◆ **What the exercise asks**:
Every line below must be reproduced exactly. Copy them all.
Exercise material START
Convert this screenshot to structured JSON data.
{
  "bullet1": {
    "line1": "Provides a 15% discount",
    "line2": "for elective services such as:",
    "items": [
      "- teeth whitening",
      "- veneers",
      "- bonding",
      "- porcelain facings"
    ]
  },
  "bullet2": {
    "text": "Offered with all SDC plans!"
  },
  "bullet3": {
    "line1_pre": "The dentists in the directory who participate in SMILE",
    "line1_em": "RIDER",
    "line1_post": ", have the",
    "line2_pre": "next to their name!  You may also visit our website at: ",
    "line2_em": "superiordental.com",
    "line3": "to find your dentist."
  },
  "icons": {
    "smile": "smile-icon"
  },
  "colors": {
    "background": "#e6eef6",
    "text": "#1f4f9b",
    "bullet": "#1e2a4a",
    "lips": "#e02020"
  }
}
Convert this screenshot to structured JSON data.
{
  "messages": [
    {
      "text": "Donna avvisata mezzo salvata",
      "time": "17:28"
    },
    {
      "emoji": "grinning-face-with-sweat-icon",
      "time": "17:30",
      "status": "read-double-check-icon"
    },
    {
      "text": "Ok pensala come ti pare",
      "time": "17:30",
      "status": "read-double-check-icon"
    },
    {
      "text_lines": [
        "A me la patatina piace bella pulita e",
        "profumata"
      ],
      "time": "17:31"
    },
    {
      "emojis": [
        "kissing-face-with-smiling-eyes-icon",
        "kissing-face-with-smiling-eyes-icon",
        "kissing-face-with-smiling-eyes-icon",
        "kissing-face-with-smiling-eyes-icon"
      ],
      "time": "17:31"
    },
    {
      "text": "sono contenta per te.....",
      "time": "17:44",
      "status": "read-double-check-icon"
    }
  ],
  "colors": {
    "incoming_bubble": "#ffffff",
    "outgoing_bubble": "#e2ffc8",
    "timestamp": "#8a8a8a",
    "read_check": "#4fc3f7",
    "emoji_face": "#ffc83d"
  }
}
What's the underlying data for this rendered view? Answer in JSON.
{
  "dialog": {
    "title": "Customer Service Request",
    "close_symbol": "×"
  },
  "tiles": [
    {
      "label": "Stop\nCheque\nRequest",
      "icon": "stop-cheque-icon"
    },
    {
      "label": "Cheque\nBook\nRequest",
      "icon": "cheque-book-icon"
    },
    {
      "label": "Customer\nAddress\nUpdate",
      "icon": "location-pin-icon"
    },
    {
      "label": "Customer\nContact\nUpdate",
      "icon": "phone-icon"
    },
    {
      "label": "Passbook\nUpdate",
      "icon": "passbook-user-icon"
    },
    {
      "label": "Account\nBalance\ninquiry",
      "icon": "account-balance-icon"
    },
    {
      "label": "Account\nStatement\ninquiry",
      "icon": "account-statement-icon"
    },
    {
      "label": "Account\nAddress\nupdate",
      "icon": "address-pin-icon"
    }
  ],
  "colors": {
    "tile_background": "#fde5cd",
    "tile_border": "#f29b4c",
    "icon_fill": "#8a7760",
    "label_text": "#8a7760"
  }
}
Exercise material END
◆ **Result of this task**:
Convert this screenshot to structured JSON data.
{
  "bullet1": {
    "line1": "Provides a 15% discount",
    "line2": "for elective services such as:",
    "items": [
      "- teeth whitening",
      "- veneers",
      "- bonding",
      "- porcelain facings"
    ]
  },
  "bullet2": {
    "text": "Offered with all SDC plans!"
  },
  "bullet3": {
    "line1_pre": "The dentists in the directory who participate in SMILE",
    "line1_em": "RIDER",
    "line1_post": ", have the",
    "line2_pre": "next to their name!  You may also visit our website at: ",
    "line2_em": "superiordental.com",
    "line3": "to find your dentist."
  },
  "icons": {
    "smile": "smile-icon"
  },
  "colors": {
    "background": "#e6eef6",
    "text": "#1f4f9b",
    "bullet": "#1e2a4a",
    "lips": "#e02020"
  }
}
Convert this screenshot to structured JSON data.
{
  "messages": [
    {
      "text": "Donna avvisata mezzo salvata",
      "time": "17:28"
    },
    {
      "emoji": "grinning-face-with-sweat-icon",
      "time": "17:30",
      "status": "read-double-check-icon"
    },
    {
      "text": "Ok pensala come ti pare",
      "time": "17:30",
      "status": "read-double-check-icon"
    },
    {
      "text_lines": [
        "A me la patatina piace bella pulita e",
        "profumata"
      ],
      "time": "17:31"
    },
    {
      "emojis": [
        "kissing-face-with-smiling-eyes-icon",
        "kissing-face-with-smiling-eyes-icon",
        "kissing-face-with-smiling-eyes-icon",
        "kissing-face-with-smiling-eyes-icon"
      ],
      "time": "17:31"
    },
    {
      "text": "sono contenta per te.....",
      "time": "17:44",
      "status": "read-double-check-icon"
    }
  ],
  "colors": {
    "incoming_bubble": "#ffffff",
    "outgoing_bubble": "#e2ffc8",
    "timestamp": "#8a8a8a",
    "read_check": "#4fc3f7",
    "emoji_face": "#ffc83d"
  }
}
What's the underlying data for this rendered view? Answer in JSON.
{
  "dialog": {
    "title": "Customer Service Request",
    "close_symbol": "×"
  },
  "tiles": [
    {
      "label": "Stop\nCheque\nRequest",
      "icon": "stop-cheque-icon"
    },
    {
      "label": "Cheque\nBook\nRequest",
      "icon": "cheque-book-icon"
    },
    {
      "label": "Customer\nAddress\nUpdate",
      "icon": "location-pin-icon"
    },
    {
      "label": "Customer\nContact\nUpdate",
      "icon": "phone-icon"
    },
    {
      "label": "Passbook\nUpdate",
      "icon": "passbook-user-icon"
    },
    {
      "label": "Account\nBalance\ninquiry",
      "icon": "account-balance-icon"
    },
    {
      "label": "Account\nStatement\ninquiry",
      "icon": "account-statement-icon"
    },
    {
      "label": "Account\nAddress\nupdate",
      "icon": "address-pin-icon"
    }
  ],
  "colors": {
    "tile_background": "#fde5cd",
    "tile_border": "#f29b4c",
    "icon_fill": "#8a7760",
    "label_text": "#8a7760"
  }
}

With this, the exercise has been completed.